- [Try it] For the entries below, work out how many lines contain the string "Styles" and write only the number.

- [Given records]
-- Opening Marker --

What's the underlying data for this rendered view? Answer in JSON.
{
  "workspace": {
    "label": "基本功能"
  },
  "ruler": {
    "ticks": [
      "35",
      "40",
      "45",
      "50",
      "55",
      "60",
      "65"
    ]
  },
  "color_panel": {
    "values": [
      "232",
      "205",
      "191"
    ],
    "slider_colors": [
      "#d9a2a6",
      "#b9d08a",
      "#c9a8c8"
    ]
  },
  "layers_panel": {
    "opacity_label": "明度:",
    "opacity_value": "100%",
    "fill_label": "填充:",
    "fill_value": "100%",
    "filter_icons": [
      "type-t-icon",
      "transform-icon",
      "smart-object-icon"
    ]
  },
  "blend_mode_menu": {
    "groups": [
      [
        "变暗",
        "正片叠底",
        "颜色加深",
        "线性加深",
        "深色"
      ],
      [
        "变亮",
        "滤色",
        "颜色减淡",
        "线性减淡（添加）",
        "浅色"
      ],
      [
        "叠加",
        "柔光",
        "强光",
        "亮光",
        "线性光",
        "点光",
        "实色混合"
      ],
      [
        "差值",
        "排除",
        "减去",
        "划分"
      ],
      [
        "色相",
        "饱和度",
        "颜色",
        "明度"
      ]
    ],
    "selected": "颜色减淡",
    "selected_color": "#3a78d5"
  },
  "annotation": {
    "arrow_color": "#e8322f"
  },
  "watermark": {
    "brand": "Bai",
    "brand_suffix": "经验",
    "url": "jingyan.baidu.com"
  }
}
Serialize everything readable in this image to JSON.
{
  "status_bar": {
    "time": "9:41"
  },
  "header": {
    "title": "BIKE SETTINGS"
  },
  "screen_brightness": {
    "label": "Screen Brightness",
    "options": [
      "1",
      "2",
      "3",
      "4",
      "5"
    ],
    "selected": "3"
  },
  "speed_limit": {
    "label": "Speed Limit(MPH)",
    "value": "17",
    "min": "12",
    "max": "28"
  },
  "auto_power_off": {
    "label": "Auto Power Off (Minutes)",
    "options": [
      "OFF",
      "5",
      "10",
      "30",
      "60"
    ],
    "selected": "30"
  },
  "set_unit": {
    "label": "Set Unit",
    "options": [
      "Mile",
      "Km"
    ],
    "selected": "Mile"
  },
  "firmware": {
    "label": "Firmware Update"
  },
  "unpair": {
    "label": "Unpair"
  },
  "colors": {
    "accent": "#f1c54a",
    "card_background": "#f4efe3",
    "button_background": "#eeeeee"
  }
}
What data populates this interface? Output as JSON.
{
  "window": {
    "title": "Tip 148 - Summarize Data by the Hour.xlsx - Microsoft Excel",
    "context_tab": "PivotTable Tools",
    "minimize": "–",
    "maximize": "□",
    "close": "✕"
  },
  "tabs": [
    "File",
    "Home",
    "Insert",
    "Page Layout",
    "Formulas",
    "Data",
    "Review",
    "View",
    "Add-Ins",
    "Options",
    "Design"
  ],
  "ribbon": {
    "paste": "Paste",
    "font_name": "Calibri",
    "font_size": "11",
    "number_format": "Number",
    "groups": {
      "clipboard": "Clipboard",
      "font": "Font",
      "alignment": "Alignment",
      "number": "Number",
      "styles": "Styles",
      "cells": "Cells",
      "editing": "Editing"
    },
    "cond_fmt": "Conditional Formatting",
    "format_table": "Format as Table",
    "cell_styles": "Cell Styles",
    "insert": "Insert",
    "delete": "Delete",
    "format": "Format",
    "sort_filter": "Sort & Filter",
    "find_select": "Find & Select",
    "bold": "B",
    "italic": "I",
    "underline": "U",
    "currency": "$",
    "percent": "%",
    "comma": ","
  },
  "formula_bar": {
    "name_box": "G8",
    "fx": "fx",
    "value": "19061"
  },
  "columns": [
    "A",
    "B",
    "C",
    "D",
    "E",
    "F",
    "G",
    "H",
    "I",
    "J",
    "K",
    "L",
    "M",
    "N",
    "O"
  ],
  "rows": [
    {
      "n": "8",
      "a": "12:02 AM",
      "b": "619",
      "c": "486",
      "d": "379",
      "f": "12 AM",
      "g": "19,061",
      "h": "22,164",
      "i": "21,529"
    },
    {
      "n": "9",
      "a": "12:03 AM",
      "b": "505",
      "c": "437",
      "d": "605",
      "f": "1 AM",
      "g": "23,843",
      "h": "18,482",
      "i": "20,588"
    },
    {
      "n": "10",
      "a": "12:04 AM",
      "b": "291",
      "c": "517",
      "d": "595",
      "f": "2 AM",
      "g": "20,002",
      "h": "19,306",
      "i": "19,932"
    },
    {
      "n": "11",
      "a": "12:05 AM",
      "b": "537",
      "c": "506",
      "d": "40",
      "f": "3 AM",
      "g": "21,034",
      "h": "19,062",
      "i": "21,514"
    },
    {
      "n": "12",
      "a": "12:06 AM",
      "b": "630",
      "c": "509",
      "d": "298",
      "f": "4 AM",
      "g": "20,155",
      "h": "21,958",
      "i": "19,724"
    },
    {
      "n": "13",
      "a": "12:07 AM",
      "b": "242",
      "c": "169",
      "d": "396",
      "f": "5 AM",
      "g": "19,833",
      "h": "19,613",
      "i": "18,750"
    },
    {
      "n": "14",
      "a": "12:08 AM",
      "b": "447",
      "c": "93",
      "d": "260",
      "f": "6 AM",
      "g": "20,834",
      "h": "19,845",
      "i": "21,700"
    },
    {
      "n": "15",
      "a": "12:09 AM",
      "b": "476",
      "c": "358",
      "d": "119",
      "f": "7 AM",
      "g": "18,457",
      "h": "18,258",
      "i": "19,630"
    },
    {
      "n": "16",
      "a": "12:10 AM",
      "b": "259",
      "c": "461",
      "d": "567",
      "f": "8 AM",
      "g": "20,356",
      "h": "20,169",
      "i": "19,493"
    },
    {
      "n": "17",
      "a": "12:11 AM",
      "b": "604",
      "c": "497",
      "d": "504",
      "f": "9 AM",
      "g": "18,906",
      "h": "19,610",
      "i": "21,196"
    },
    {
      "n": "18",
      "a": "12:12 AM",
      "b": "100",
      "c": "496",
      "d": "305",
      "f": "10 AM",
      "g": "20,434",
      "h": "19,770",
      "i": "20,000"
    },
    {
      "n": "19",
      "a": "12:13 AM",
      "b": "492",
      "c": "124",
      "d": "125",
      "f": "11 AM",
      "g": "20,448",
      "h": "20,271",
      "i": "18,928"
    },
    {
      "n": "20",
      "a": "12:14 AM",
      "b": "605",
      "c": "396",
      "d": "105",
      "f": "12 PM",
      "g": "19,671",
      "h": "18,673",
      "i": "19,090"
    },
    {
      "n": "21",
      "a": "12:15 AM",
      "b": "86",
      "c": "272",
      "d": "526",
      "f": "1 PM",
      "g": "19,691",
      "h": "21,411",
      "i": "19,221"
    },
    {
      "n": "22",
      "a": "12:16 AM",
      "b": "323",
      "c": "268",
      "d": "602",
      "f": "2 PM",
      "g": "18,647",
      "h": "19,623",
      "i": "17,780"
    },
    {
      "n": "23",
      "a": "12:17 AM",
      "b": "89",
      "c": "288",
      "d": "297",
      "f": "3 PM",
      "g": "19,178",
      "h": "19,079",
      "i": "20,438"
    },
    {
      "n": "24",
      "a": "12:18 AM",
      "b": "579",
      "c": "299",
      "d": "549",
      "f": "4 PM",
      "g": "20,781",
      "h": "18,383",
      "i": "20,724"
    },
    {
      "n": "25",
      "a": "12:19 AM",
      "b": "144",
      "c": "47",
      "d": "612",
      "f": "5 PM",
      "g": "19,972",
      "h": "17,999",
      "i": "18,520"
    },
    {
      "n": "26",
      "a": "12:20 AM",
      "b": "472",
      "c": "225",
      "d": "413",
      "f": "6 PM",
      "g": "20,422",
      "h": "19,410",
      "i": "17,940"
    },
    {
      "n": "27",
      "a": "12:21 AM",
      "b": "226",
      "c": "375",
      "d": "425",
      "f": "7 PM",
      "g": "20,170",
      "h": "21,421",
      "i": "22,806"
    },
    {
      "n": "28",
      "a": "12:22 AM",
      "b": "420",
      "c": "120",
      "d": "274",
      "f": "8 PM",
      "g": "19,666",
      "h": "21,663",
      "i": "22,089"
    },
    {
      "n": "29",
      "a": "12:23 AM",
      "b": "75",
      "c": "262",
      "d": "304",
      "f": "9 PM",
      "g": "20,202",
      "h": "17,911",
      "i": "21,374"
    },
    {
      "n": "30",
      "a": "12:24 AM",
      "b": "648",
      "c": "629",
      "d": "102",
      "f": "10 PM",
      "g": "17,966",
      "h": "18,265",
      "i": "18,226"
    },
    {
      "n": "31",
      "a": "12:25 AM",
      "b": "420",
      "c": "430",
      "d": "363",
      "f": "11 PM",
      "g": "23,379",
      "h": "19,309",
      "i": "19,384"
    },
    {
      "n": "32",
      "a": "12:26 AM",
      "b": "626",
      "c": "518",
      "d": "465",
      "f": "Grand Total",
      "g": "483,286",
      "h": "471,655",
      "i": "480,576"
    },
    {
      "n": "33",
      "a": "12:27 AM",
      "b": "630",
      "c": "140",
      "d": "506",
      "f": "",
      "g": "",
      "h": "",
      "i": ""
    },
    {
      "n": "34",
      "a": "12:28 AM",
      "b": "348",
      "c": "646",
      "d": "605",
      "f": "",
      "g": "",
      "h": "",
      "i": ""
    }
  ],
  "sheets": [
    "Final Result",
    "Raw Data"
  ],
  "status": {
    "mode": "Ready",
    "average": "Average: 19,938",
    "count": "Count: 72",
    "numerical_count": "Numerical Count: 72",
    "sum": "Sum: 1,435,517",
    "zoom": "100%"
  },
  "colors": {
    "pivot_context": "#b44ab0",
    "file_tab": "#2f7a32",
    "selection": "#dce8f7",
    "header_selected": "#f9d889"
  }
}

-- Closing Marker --

- [Solution below] 2